John Kerry stepped straight from his coronation stage in Boston into a political firefight yesterday over his relentless use of fellow Vietnam veterans to bolster his campaign.
As the Democratic presidential candidate began the long march with his 'band of brothers' towards the November elections, he was ambushed by a second group of navy veterans who, like him, fought on Swift Boats on the Mekong Delta - but who dissent from Sen Kerry's own account of his war record.
Rear-Adml Roy Hoffmann, who ran the Swift Boat campaign, said: 'I do not believe that John Kerry is fit to be commander in chief of the armed forces of the United States. This is not a political issue. It is a matter of judgment, truthfulness, reliability, loyalty and trust - all absolute tenets of command.'
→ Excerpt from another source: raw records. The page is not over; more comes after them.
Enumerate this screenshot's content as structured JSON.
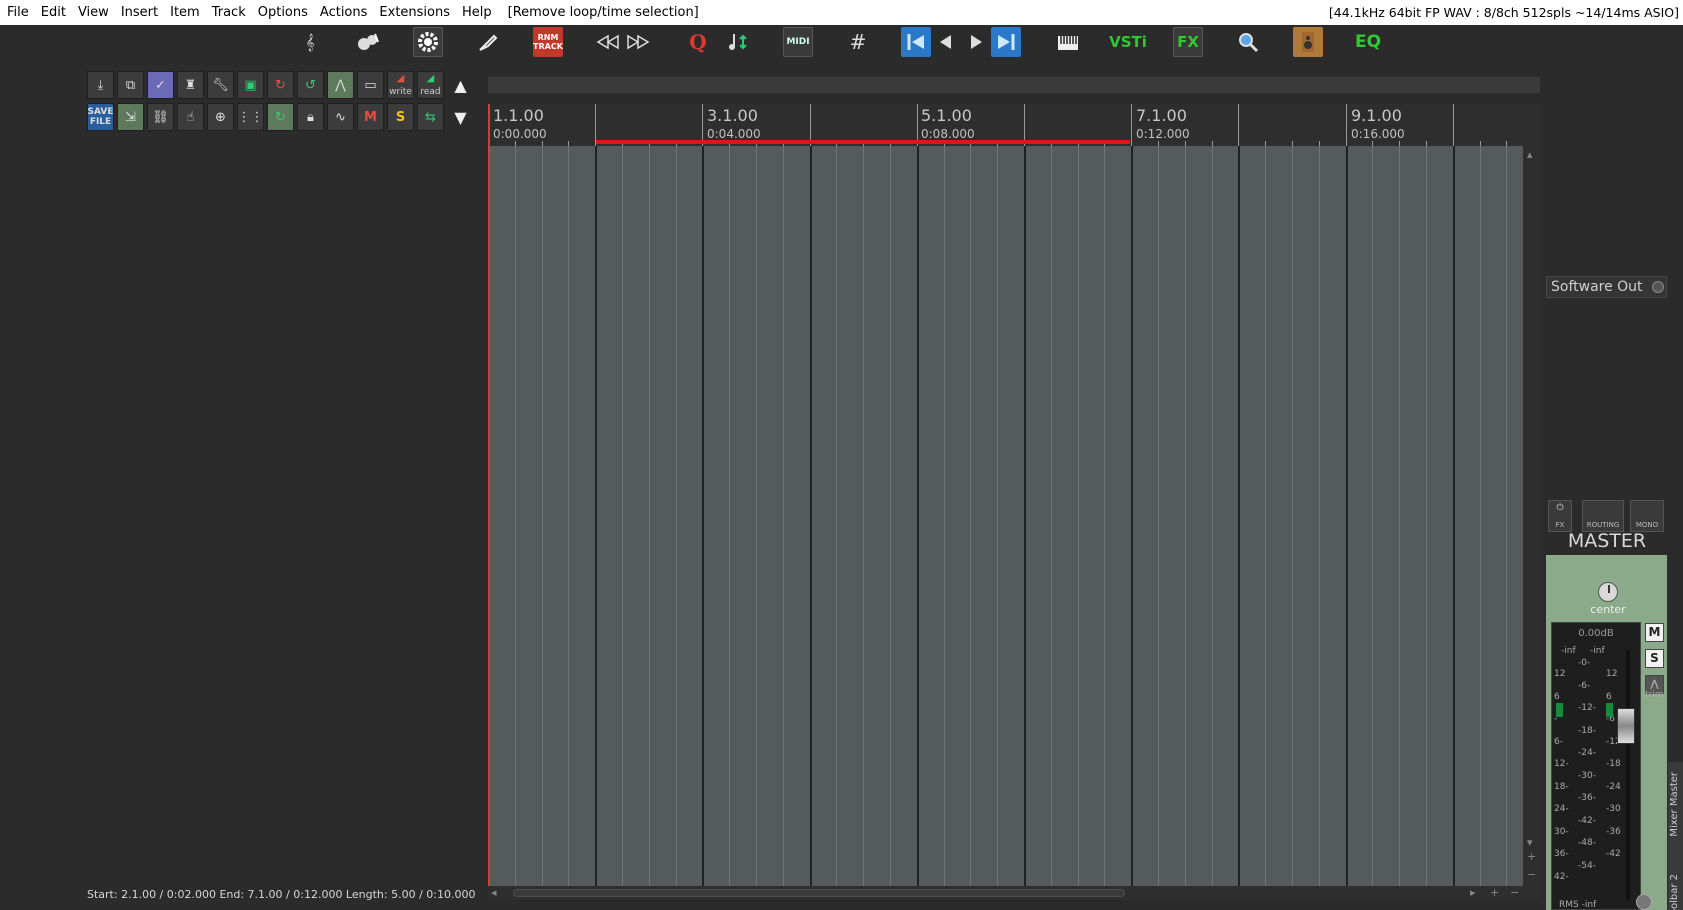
{
  "menubar": {
    "items": [
      "File",
      "Edit",
      "View",
      "Insert",
      "Item",
      "Track",
      "Options",
      "Actions",
      "Extensions",
      "Help"
    ],
    "action_hint": "[Remove loop/time selection]",
    "audio_status": "[44.1kHz 64bit FP WAV : 8/8ch 512spls ~14/14ms ASIO]"
  },
  "main_toolbar": {
    "rnm_label": "RNM TRACK",
    "quantize_label": "Q",
    "midi_label": "MIDI",
    "vsti_label": "VSTi",
    "fx_label": "FX",
    "eq_label": "EQ"
  },
  "arrange_toolbar": {
    "save_file_label": "SAVE FILE",
    "write_label": "write",
    "read_label": "read",
    "mute_label": "M",
    "solo_label": "S"
  },
  "ruler": {
    "markers": [
      {
        "bar": "1.1.00",
        "time": "0:00.000"
      },
      {
        "bar": "3.1.00",
        "time": "0:04.000"
      },
      {
        "bar": "5.1.00",
        "time": "0:08.000"
      },
      {
        "bar": "7.1.00",
        "time": "0:12.000"
      },
      {
        "bar": "9.1.00",
        "time": "0:16.000"
      }
    ]
  },
  "status_line": "Start: 2.1.00 / 0:02.000 End: 7.1.00 / 0:12.000 Length: 5.00 / 0:10.000",
  "master": {
    "output": "Software Out",
    "fx_label": "FX",
    "routing_label": "ROUTING",
    "mono_label": "MONO",
    "title": "MASTER",
    "pan_label": "center",
    "volume_readout": "0.00dB",
    "peak_left": "-inf",
    "peak_right": "-inf",
    "mute_label": "M",
    "solo_label": "S",
    "trim_label": "trim",
    "rms_label": "RMS",
    "rms_value": "-inf",
    "scale_left": [
      "12",
      "6",
      "-",
      "6-",
      "12-",
      "18-",
      "24-",
      "30-",
      "36-",
      "42-"
    ],
    "scale_mid": [
      "-0-",
      "-6-",
      "-12-",
      "-18-",
      "-24-",
      "-30-",
      "-36-",
      "-42-",
      "-48-",
      "-54-"
    ],
    "scale_right": [
      "12",
      "6",
      "-6",
      "-12",
      "-18",
      "-24",
      "-30",
      "-36",
      "-42"
    ]
  },
  "docker": {
    "tab_label": "Mixer Master",
    "toolbar_label": "oolbar 2"
  },
  "colors": {
    "selection": "#e01515",
    "master_strip": "#8aaa8a",
    "grid_bg": "#555a5a"
  }
}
Adml Hoffman, who is now retired, leads a group of fellow officers calling themselves the 'Swift Boat Veterans for Truth', who will campaign in swing-vote states on behalf of President George W Bush.
A book written by John O'Neill, who took command of Mr Kerry's boat and crew when he left Vietnam after four months' service, will challenge the 'official' version of Mr Kerry's service in Vietnam - a centrepiece of last week's Democratic convention.
Veterans for Truth promised to field 200 'anti-Kerry' veterans in public meetings in the crucial battleground states, starting this week.
William Shumadine, a former Swift Boat officer, said the campaign was launched in anger after the Kerry campaign used a photograph of 20 Division 11 Swift Boat officers, taken at an airbase in 1969.
They felt it suggested that all those in the photograph supported him, when in fact many were bitter that he campaigned against the war once safely home.
Their enduring anger was mostly sparked by the young Mr Kerry's allegations after the war that US troops were involved in war crimes.
Earlier this year Mr O'Neill said: 'We don't understand why Kerry would make the centrepiece of his campaign an exaggerated account of his four months service in Vietnam 33 year ago, but since he is, we believe that the public is entitled to the truth about his service and his charges about war crimes and atrocities.'